Repeat all of the records verbatim.

## Extracted entries

•••

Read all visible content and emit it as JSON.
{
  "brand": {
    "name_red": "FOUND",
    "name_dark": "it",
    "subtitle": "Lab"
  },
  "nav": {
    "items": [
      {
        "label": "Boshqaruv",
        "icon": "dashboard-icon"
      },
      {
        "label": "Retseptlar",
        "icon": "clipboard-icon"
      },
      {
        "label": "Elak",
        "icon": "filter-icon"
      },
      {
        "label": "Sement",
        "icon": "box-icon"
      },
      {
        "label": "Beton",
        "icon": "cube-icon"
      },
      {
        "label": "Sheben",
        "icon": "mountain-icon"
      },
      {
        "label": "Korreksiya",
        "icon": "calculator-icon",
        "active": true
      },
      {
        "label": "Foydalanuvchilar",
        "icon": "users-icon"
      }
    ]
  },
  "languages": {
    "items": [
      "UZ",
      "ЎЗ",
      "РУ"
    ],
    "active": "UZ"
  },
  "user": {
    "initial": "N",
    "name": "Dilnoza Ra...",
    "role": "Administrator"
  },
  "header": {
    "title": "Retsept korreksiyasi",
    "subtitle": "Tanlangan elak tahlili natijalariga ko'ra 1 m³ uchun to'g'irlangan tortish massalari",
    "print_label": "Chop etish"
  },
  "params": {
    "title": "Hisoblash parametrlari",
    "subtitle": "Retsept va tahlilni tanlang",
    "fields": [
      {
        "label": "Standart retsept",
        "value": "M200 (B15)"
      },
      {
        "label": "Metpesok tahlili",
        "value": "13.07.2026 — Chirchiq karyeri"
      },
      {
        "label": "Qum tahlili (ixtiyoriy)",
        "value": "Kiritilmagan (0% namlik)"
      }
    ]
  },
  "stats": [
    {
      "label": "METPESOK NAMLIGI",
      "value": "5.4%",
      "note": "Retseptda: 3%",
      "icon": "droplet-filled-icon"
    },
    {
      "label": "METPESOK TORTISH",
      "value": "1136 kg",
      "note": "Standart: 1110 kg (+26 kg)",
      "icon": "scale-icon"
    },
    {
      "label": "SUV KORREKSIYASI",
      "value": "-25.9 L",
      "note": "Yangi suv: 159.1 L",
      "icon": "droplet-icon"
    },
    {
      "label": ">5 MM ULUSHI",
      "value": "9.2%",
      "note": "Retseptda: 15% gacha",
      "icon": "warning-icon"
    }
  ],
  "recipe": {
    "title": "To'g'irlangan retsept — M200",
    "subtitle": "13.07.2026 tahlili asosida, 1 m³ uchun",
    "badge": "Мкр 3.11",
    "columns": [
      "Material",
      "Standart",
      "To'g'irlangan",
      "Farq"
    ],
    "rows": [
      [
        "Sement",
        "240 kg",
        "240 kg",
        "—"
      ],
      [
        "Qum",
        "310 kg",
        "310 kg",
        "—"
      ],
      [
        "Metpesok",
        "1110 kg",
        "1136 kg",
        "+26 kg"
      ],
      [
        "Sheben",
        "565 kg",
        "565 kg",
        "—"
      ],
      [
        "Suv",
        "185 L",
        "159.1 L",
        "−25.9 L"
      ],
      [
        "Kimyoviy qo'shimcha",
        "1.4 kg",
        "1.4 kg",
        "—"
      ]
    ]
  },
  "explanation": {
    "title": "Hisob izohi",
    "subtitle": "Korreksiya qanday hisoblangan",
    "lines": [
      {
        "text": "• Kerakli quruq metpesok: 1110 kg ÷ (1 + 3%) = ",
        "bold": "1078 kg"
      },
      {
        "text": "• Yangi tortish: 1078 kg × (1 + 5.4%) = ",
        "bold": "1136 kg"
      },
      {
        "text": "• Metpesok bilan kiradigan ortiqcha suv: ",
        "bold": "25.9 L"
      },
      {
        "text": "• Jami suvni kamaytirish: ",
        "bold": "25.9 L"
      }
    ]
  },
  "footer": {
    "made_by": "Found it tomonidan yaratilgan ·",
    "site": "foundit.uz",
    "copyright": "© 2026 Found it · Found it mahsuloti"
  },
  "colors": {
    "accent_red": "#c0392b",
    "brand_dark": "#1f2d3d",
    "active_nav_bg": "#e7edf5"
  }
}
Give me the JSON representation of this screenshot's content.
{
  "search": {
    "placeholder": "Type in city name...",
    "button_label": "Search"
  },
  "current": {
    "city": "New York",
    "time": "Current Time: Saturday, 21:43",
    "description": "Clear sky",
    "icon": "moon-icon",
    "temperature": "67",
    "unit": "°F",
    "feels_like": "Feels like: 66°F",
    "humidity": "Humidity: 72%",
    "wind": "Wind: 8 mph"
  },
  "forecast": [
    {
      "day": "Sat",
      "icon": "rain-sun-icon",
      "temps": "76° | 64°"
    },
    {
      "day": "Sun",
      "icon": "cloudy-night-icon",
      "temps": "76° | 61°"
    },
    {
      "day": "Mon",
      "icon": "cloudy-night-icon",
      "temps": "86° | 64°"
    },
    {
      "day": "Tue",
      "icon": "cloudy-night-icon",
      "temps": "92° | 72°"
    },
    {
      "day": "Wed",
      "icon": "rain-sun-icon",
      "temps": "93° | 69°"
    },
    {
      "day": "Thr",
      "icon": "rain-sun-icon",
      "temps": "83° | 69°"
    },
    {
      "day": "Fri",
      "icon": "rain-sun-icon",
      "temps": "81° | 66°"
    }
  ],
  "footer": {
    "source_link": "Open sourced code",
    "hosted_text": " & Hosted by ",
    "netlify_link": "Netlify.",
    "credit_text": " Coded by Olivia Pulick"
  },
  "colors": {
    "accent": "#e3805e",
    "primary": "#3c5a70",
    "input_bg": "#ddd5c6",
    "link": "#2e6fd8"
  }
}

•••

## Solution to this problem
Read all visible content and emit it as JSON.
{
  "brand": {
    "name_red": "FOUND",
    "name_dark": "it",
    "subtitle": "Lab"
  },
  "nav": {
    "items": [
      {
        "label": "Boshqaruv",
        "icon": "dashboard-icon"
      },
      {
        "label": "Retseptlar",
        "icon": "clipboard-icon"
      },
      {
        "label": "Elak",
        "icon": "filter-icon"
      },
      {
        "label": "Sement",
        "icon": "box-icon"
      },
      {
        "label": "Beton",
        "icon": "cube-icon"
      },
      {
        "label": "Sheben",
        "icon": "mountain-icon"
      },
      {
        "label": "Korreksiya",
        "icon": "calculator-icon",
        "active": true
      },
      {
        "label": "Foydalanuvchilar",
        "icon": "users-icon"
      }
    ]
  },
  "languages": {
    "items": [
      "UZ",
      "ЎЗ",
      "РУ"
    ],
    "active": "UZ"
  },
  "user": {
    "initial": "N",
    "name": "Dilnoza Ra...",
    "role": "Administrator"
  },
  "header": {
    "title": "Retsept korreksiyasi",
    "subtitle": "Tanlangan elak tahlili natijalariga ko'ra 1 m³ uchun to'g'irlangan tortish massalari",
    "print_label": "Chop etish"
  },
  "params": {
    "title": "Hisoblash parametrlari",
    "subtitle": "Retsept va tahlilni tanlang",
    "fields": [
      {
        "label": "Standart retsept",
        "value": "M200 (B15)"
      },
      {
        "label": "Metpesok tahlili",
        "value": "13.07.2026 — Chirchiq karyeri"
      },
      {
        "label": "Qum tahlili (ixtiyoriy)",
        "value": "Kiritilmagan (0% namlik)"
      }
    ]
  },
  "stats": [
    {
      "label": "METPESOK NAMLIGI",
      "value": "5.4%",
      "note": "Retseptda: 3%",
      "icon": "droplet-filled-icon"
    },
    {
      "label": "METPESOK TORTISH",
      "value": "1136 kg",
      "note": "Standart: 1110 kg (+26 kg)",
      "icon": "scale-icon"
    },
    {
      "label": "SUV KORREKSIYASI",
      "value": "-25.9 L",
      "note": "Yangi suv: 159.1 L",
      "icon": "droplet-icon"
    },
    {
      "label": ">5 MM ULUSHI",
      "value": "9.2%",
      "note": "Retseptda: 15% gacha",
      "icon": "warning-icon"
    }
  ],
  "recipe": {
    "title": "To'g'irlangan retsept — M200",
    "subtitle": "13.07.2026 tahlili asosida, 1 m³ uchun",
    "badge": "Мкр 3.11",
    "columns": [
      "Material",
      "Standart",
      "To'g'irlangan",
      "Farq"
    ],
    "rows": [
      [
        "Sement",
        "240 kg",
        "240 kg",
        "—"
      ],
      [
        "Qum",
        "310 kg",
        "310 kg",
        "—"
      ],
      [
        "Metpesok",
        "1110 kg",
        "1136 kg",
        "+26 kg"
      ],
      [
        "Sheben",
        "565 kg",
        "565 kg",
        "—"
      ],
      [
        "Suv",
        "185 L",
        "159.1 L",
        "−25.9 L"
      ],
      [
        "Kimyoviy qo'shimcha",
        "1.4 kg",
        "1.4 kg",
        "—"
      ]
    ]
  },
  "explanation": {
    "title": "Hisob izohi",
    "subtitle": "Korreksiya qanday hisoblangan",
    "lines": [
      {
        "text": "• Kerakli quruq metpesok: 1110 kg ÷ (1 + 3%) = ",
        "bold": "1078 kg"
      },
      {
        "text": "• Yangi tortish: 1078 kg × (1 + 5.4%) = ",
        "bold": "1136 kg"
      },
      {
        "text": "• Metpesok bilan kiradigan ortiqcha suv: ",
        "bold": "25.9 L"
      },
      {
        "text": "• Jami suvni kamaytirish: ",
        "bold": "25.9 L"
      }
    ]
  },
  "footer": {
    "made_by": "Found it tomonidan yaratilgan ·",
    "site": "foundit.uz",
    "copyright": "© 2026 Found it · Found it mahsuloti"
  },
  "colors": {
    "accent_red": "#c0392b",
    "brand_dark": "#1f2d3d",
    "active_nav_bg": "#e7edf5"
  }
}
Give me the JSON representation of this screenshot's content.
{
  "search": {
    "placeholder": "Type in city name...",
    "button_label": "Search"
  },
  "current": {
    "city": "New York",
    "time": "Current Time: Saturday, 21:43",
    "description": "Clear sky",
    "icon": "moon-icon",
    "temperature": "67",
    "unit": "°F",
    "feels_like": "Feels like: 66°F",
    "humidity": "Humidity: 72%",
    "wind": "Wind: 8 mph"
  },
  "forecast": [
    {
      "day": "Sat",
      "icon": "rain-sun-icon",
      "temps": "76° | 64°"
    },
    {
      "day": "Sun",
      "icon": "cloudy-night-icon",
      "temps": "76° | 61°"
    },
    {
      "day": "Mon",
      "icon": "cloudy-night-icon",
      "temps": "86° | 64°"
    },
    {
      "day": "Tue",
      "icon": "cloudy-night-icon",
      "temps": "92° | 72°"
    },
    {
      "day": "Wed",
      "icon": "rain-sun-icon",
      "temps": "93° | 69°"
    },
    {
      "day": "Thr",
      "icon": "rain-sun-icon",
      "temps": "83° | 69°"
    },
    {
      "day": "Fri",
      "icon": "rain-sun-icon",
      "temps": "81° | 66°"
    }
  ],
  "footer": {
    "source_link": "Open sourced code",
    "hosted_text": " & Hosted by ",
    "netlify_link": "Netlify.",
    "credit_text": " Coded by Olivia Pulick"
  },
  "colors": {
    "accent": "#e3805e",
    "primary": "#3c5a70",
    "input_bg": "#ddd5c6",
    "link": "#2e6fd8"
  }
}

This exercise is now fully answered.